Sevgi Bayram Ozdemir, M.A. (August 2009)
(Mentor: Charissa S.L. Cheah)
Parental influences are widely accepted as one of the most important factors in the development of children. The parent-child relationship represents a context within which necessary competencies for social interaction can develop. Socialization theories emphasize that parenting beliefs are among the key determinants of parenting. However, although numerous studies have examined parental behaviors in the development of children’s adaptive and maladaptive behaviors, there has been limited research on the role of parents’ beliefs and values.
Another limitation of previous research on parenting is the exclusion of the role of culture. Beliefs and values about the development of child maladjustment may vary across cultures and have implications for understanding cultural influences on the development and expression of child psychopathology.
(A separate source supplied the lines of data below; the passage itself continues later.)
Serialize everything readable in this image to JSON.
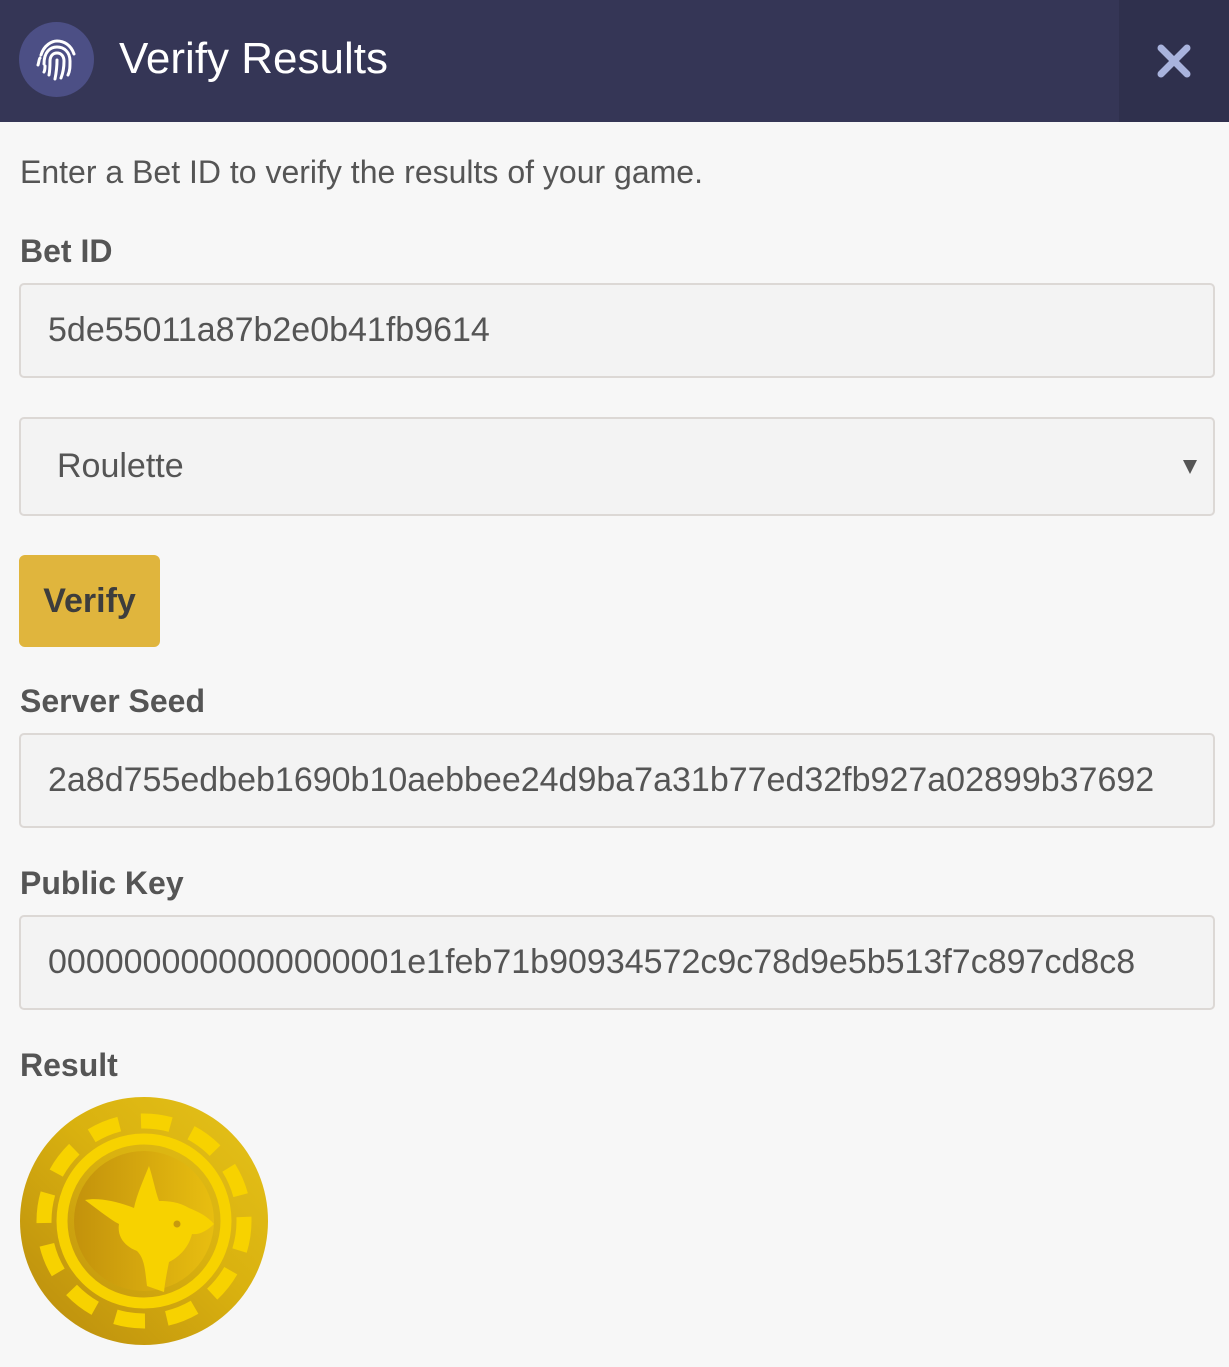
{
  "header": {
    "title": "Verify Results",
    "icon": "fingerprint-icon",
    "close_icon": "close-icon",
    "colors": {
      "bar": "#353656",
      "icon_bg": "#4c4f85",
      "close_bg": "#2f304d",
      "close_x": "#a9b3dd"
    }
  },
  "intro": "Enter a Bet ID to verify the results of your game.",
  "bet_id": {
    "label": "Bet ID",
    "value": "5de55011a87b2e0b41fb9614"
  },
  "game_select": {
    "selected": "Roulette"
  },
  "verify_button": {
    "label": "Verify",
    "color": "#e0b53d"
  },
  "server_seed": {
    "label": "Server Seed",
    "value": "2a8d755edbeb1690b10aebbee24d9ba7a31b77ed32fb927a02899b37692"
  },
  "public_key": {
    "label": "Public Key",
    "value": "0000000000000000001e1feb71b90934572c9c78d9e5b513f7c897cd8c8"
  },
  "result": {
    "label": "Result",
    "icon": "gold-kangaroo-chip-icon"
  }
}
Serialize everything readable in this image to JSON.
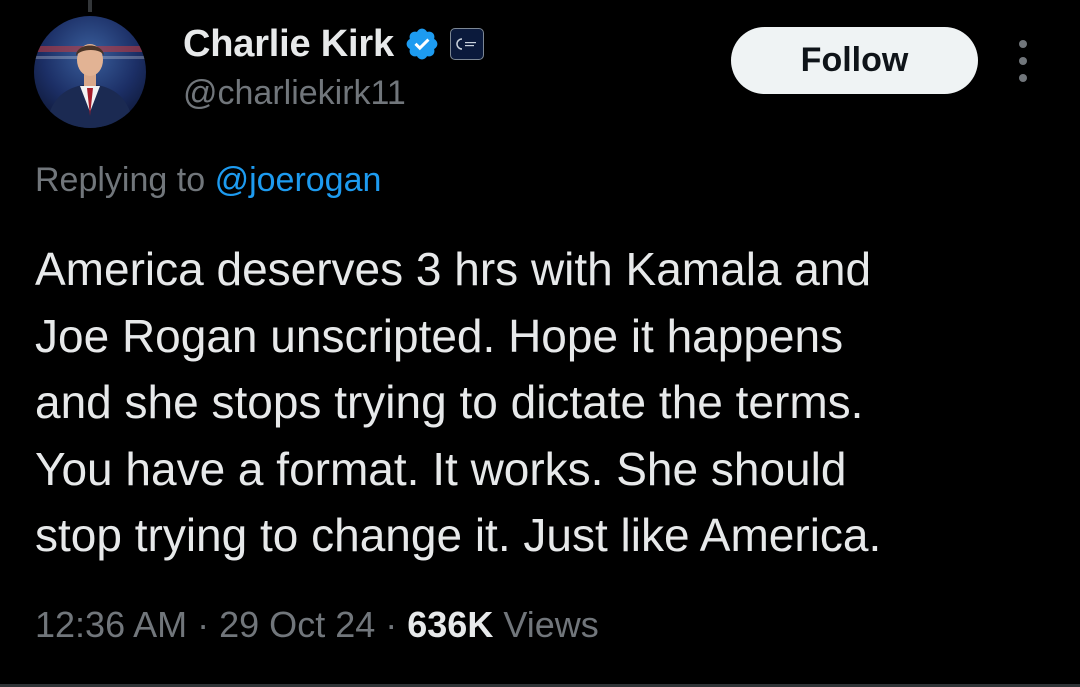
{
  "tweet": {
    "author": {
      "display_name": "Charlie Kirk",
      "handle": "@charliekirk11",
      "verified": true
    },
    "follow_label": "Follow",
    "reply": {
      "prefix": "Replying to",
      "mention": "@joerogan"
    },
    "text_lines": [
      "America deserves 3 hrs with Kamala and",
      "Joe Rogan unscripted. Hope it happens",
      "and she stops trying to dictate the terms.",
      "You have a format. It works. She should",
      "stop trying to change it. Just like America."
    ],
    "meta": {
      "time": "12:36 AM",
      "separator": "·",
      "date": "29 Oct 24",
      "views_count": "636K",
      "views_label": "Views"
    }
  },
  "colors": {
    "background": "#000000",
    "text_primary": "#e7e9ea",
    "text_secondary": "#71767b",
    "link": "#1d9bf0",
    "verified": "#1d9bf0",
    "follow_bg": "#eff3f4"
  },
  "icons": {
    "verified": "verified-badge-icon",
    "affiliate": "organization-badge-icon",
    "more": "more-options-icon"
  }
}
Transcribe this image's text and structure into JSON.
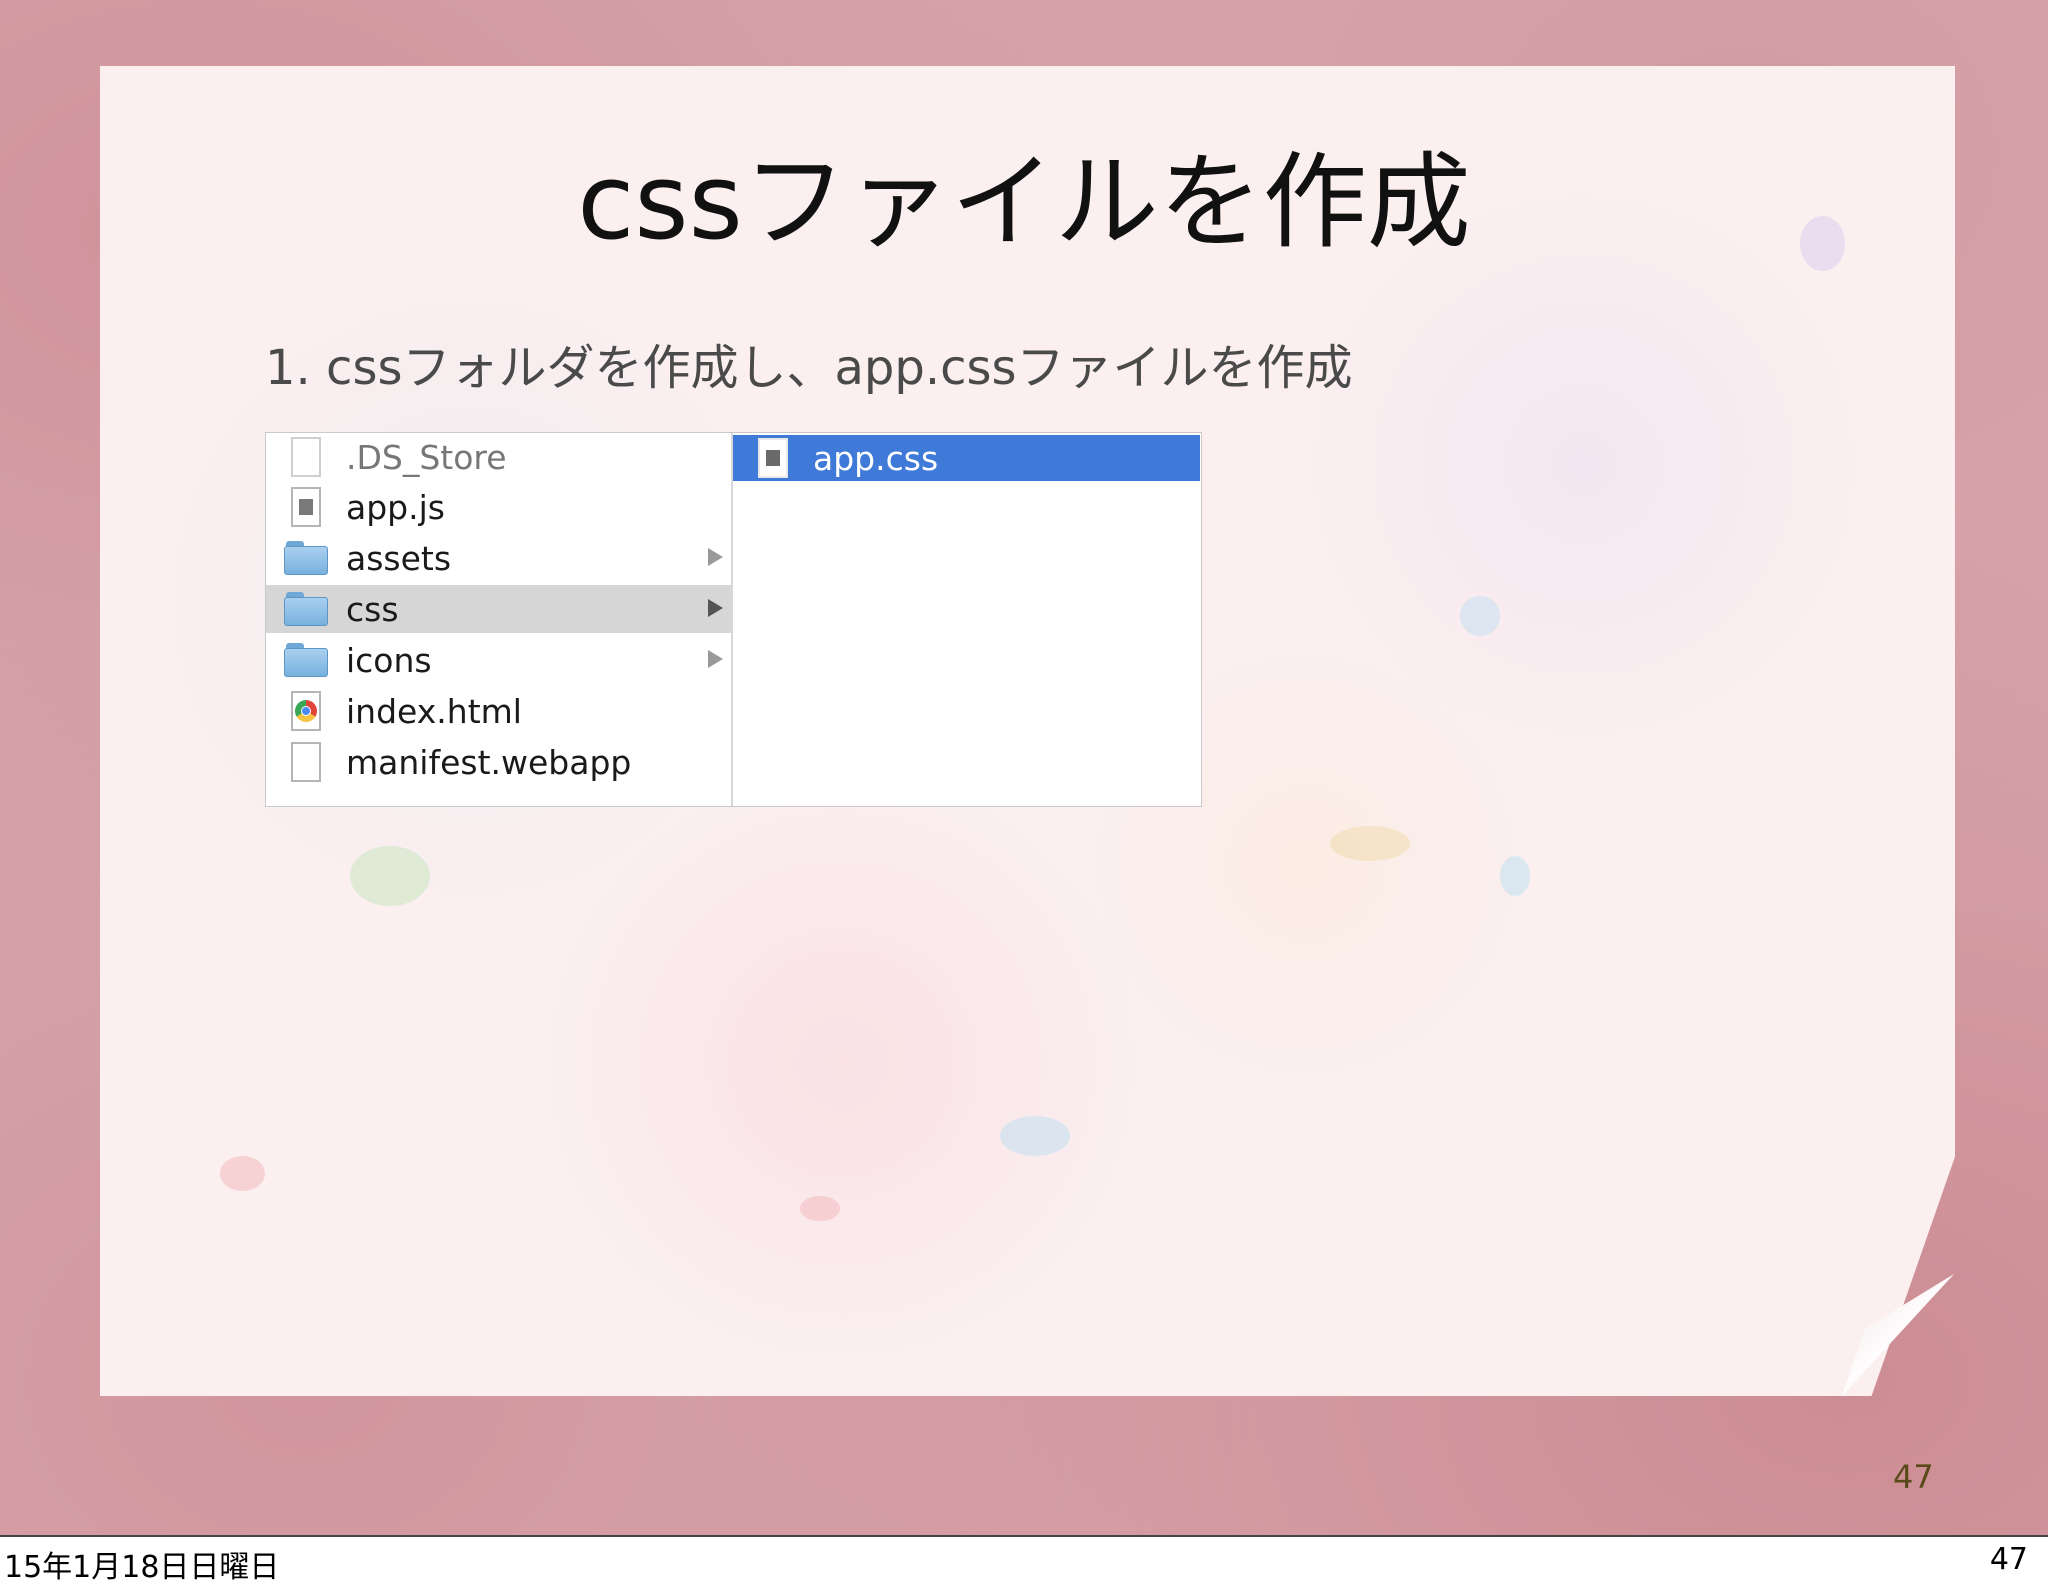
{
  "slide": {
    "title": "cssファイルを作成",
    "bullet": "1. cssフォルダを作成し、app.cssファイルを作成",
    "slide_number": "47"
  },
  "finder": {
    "column1": [
      {
        "label": ".DS_Store",
        "icon": "blank-document-icon",
        "dim": true,
        "has_children": false,
        "selected": false
      },
      {
        "label": "app.js",
        "icon": "script-document-icon",
        "dim": false,
        "has_children": false,
        "selected": false
      },
      {
        "label": "assets",
        "icon": "folder-icon",
        "dim": false,
        "has_children": true,
        "selected": false
      },
      {
        "label": "css",
        "icon": "folder-icon",
        "dim": false,
        "has_children": true,
        "selected": true
      },
      {
        "label": "icons",
        "icon": "folder-icon",
        "dim": false,
        "has_children": true,
        "selected": false
      },
      {
        "label": "index.html",
        "icon": "chrome-document-icon",
        "dim": false,
        "has_children": false,
        "selected": false
      },
      {
        "label": "manifest.webapp",
        "icon": "blank-document-icon",
        "dim": false,
        "has_children": false,
        "selected": false
      }
    ],
    "column2": [
      {
        "label": "app.css",
        "icon": "css-document-icon",
        "selected": true
      }
    ],
    "selection_color": "#3f7ad8"
  },
  "footer": {
    "date": "15年1月18日日曜日",
    "page": "47"
  }
}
Thus, from a cultural framework, the present research aimed to : (1) examine how Turkish mothers reported reacting emotionally when instances of aggression and social withdrawal are observed, to what causes they attribute these behaviors, what strategies they think should be used in response to them, and the socialization goals they had with regard to the strategies they suggested, and (2) investigate whether Turkish mothers’ beliefs differed across different forms of aggression (i.e., coercive actions that are not provoked by a certain cause versus defensive actions displayed in response to perceived threat) and social withdrawal (i.e., reticence versus solitary behaviors).
Participants included 84 Turkish mothers with preschool-aged children residing in Ankara, Turkey. Mothers were presented four hypothetical vignettes on aggressive and socially withdrawn behaviors and asked to report on their emotional reactions, causal attributions, socialization strategies, and goals. The results revealed that mothers reacted with negative emotions to both aggression and social withdrawal, but the degree and the form of negative emotions differed across the types of behaviors. Specifically, Turkish mothers responded to aggression with more anger, more embarrassment, and less puzzlement compared to social withdrawal. However, unlike mothers in other cultural groups, they reported more disappointment and anxiety in response to social withdrawal than aggression. Turkish mothers also reported more emphatic feelings of pain in response to socially withdrawn behaviors, which may be due to Turkish families’ focus on “enmeshed parent-child relationships” rather than individuation.
Similar to parents in other cultural groups, Turkish mothers reported that aggressive behaviors were more temporary, but more contextually dependent and intentional than social withdrawal. Moreover, they suggested more directive strategies and goals, prioritizing their own wishes for aggression. However, mothers endorsed more indirect strategies and emphatic goals for social withdrawal. Turkish mothers also showed variations in their beliefs across different forms of aggressive behaviors, but not social withdrawal. Specifically, they reported stronger negative emotional responses to proactive aggression than to reaction aggression perhaps perceiving reactive aggression as a defensive reaction. Thus, mothers may be more likely to justify this behavior in preschool-aged children. In fact, Turkish mothers attributed reactive aggression to contextual factors and perceived that these behaviors occur as a result of being provoked by another child. Moreover, they were more likely to report endorsing “other-oriented strategies” such as warning other children not behaving aggressively and contacting with other children’s mothers.
The findings of the current study provided evidence that maternal beliefs in response to aggression and social withdrawal may have universal characteristics as well as specific aspects that are particular to the socio-cultural context. Understanding the universal patterns of maternal beliefs may help us to gain insight into the common reactions, thoughts, strategies and goals that mothers hold in response to specific child behaviors,that may then lead to specific parenting behaviors. On the other hand, culture-specific aspects of maternal beliefs elucidate the importance of the context in parenting and child development. These culture-specific findings are compelling as many parenting and child development processes have been traditionally considered to be universal. Thus, culture-focused examinations of child socialization processes are invaluable to better understand optimal practices to promote adaptive child development across different contexts.